Given information:
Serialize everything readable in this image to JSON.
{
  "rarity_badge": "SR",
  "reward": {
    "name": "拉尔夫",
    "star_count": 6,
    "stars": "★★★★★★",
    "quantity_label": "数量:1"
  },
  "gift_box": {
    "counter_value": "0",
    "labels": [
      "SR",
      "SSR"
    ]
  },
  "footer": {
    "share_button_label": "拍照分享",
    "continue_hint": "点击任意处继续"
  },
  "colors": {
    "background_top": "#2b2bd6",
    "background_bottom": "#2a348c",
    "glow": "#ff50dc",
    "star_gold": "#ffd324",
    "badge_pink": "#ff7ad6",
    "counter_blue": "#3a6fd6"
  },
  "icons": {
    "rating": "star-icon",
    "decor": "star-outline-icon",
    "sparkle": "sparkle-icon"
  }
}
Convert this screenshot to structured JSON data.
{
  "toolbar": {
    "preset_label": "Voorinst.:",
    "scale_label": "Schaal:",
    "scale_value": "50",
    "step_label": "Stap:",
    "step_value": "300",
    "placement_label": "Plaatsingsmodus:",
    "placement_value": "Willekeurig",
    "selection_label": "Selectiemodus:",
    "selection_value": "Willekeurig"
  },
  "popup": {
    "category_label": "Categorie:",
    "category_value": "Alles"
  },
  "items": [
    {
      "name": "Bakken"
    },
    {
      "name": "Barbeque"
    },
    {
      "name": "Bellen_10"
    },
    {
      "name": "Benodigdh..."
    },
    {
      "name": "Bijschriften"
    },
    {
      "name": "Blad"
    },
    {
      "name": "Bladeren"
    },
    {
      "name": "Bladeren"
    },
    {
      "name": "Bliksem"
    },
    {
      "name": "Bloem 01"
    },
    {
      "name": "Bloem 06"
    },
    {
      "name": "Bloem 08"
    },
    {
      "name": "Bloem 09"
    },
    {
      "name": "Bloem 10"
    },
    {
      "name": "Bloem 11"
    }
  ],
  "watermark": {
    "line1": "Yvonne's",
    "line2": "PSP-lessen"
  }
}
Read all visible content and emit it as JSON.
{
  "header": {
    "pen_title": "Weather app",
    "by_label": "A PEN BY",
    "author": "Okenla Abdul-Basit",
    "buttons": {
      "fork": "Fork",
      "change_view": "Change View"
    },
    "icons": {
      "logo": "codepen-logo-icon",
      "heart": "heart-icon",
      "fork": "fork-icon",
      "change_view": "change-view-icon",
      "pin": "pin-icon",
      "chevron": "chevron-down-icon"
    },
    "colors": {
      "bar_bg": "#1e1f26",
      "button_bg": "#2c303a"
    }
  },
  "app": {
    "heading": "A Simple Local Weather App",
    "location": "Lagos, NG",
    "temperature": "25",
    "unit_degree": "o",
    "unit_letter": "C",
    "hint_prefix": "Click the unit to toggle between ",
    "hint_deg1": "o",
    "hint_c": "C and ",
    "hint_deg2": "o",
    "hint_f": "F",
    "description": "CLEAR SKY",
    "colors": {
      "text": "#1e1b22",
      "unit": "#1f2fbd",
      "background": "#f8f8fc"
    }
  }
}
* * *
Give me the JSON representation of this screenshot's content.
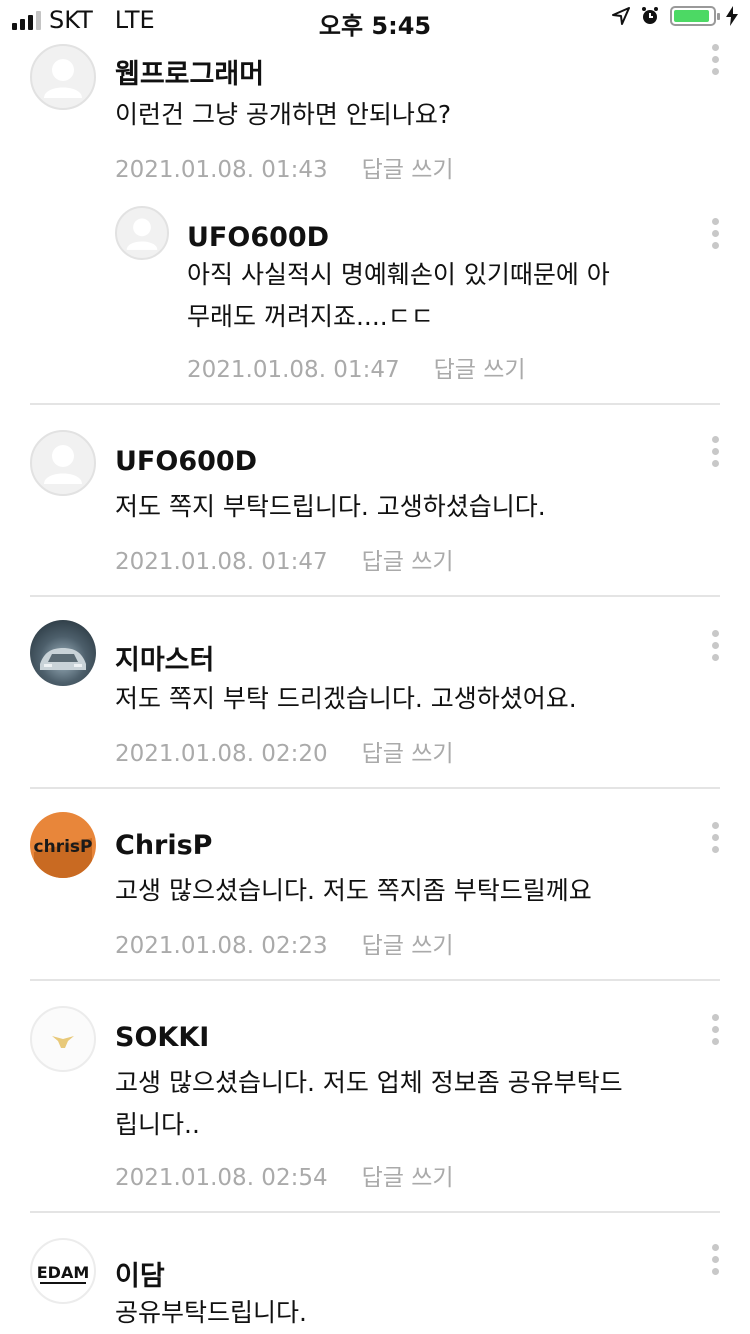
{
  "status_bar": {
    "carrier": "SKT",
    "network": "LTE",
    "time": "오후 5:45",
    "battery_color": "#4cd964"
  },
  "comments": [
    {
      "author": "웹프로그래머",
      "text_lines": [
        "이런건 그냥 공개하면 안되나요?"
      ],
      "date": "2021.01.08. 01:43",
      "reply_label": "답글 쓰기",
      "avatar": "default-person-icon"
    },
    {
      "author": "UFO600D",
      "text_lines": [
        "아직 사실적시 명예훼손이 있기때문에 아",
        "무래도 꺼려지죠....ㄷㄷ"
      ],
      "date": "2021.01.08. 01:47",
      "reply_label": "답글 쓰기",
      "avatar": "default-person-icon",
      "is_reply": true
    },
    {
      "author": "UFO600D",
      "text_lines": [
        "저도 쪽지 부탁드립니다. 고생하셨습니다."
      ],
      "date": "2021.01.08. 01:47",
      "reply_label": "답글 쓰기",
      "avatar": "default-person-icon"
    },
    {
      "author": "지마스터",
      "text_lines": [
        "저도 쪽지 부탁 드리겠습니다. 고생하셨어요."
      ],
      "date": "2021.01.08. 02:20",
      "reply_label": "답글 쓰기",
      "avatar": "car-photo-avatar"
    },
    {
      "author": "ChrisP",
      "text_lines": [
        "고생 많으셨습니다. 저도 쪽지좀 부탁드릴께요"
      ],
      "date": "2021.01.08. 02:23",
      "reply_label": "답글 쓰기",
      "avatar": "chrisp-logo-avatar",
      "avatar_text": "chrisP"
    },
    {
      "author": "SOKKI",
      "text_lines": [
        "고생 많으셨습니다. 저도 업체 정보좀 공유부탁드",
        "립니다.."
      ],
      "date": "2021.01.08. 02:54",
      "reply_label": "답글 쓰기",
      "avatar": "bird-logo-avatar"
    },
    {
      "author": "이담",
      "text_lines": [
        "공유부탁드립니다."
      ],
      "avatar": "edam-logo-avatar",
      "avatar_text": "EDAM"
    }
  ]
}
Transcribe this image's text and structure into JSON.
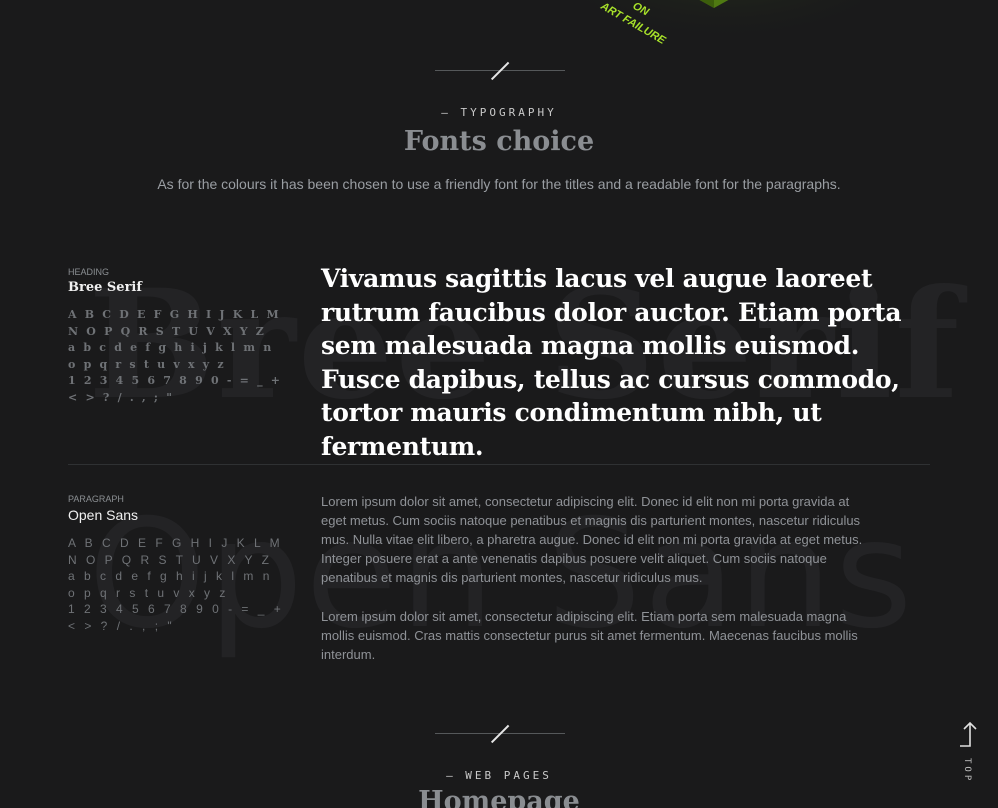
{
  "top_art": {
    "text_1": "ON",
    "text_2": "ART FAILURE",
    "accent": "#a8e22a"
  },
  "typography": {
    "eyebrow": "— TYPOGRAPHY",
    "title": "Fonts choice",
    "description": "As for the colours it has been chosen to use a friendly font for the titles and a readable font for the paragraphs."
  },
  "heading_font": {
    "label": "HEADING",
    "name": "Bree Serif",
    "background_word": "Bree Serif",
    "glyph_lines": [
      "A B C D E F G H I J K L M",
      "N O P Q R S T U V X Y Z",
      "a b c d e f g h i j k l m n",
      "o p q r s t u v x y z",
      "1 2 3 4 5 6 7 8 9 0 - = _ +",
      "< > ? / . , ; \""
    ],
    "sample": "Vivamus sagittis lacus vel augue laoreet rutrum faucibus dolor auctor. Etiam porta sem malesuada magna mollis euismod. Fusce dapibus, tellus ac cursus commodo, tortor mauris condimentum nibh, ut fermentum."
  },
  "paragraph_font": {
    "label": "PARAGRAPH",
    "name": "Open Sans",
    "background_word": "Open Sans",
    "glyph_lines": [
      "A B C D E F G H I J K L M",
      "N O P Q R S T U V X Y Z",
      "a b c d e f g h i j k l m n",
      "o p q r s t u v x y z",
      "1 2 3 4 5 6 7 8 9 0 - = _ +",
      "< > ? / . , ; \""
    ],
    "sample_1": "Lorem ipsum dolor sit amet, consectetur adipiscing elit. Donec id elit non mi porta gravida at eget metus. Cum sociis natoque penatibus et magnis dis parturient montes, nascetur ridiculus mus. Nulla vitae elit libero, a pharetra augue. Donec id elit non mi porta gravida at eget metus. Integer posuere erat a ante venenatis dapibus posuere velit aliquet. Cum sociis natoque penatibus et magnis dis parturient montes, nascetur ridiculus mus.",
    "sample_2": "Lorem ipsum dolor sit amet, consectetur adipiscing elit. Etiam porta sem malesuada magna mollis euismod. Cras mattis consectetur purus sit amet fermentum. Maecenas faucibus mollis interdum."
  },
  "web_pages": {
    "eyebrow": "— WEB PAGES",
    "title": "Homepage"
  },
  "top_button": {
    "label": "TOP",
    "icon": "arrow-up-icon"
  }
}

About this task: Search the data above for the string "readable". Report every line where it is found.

Written reply:
Serialize everything readable in this image to JSON.
    "description": "As for the colours it has been chosen to use a friendly font for the titles and a readable font for the paragraphs."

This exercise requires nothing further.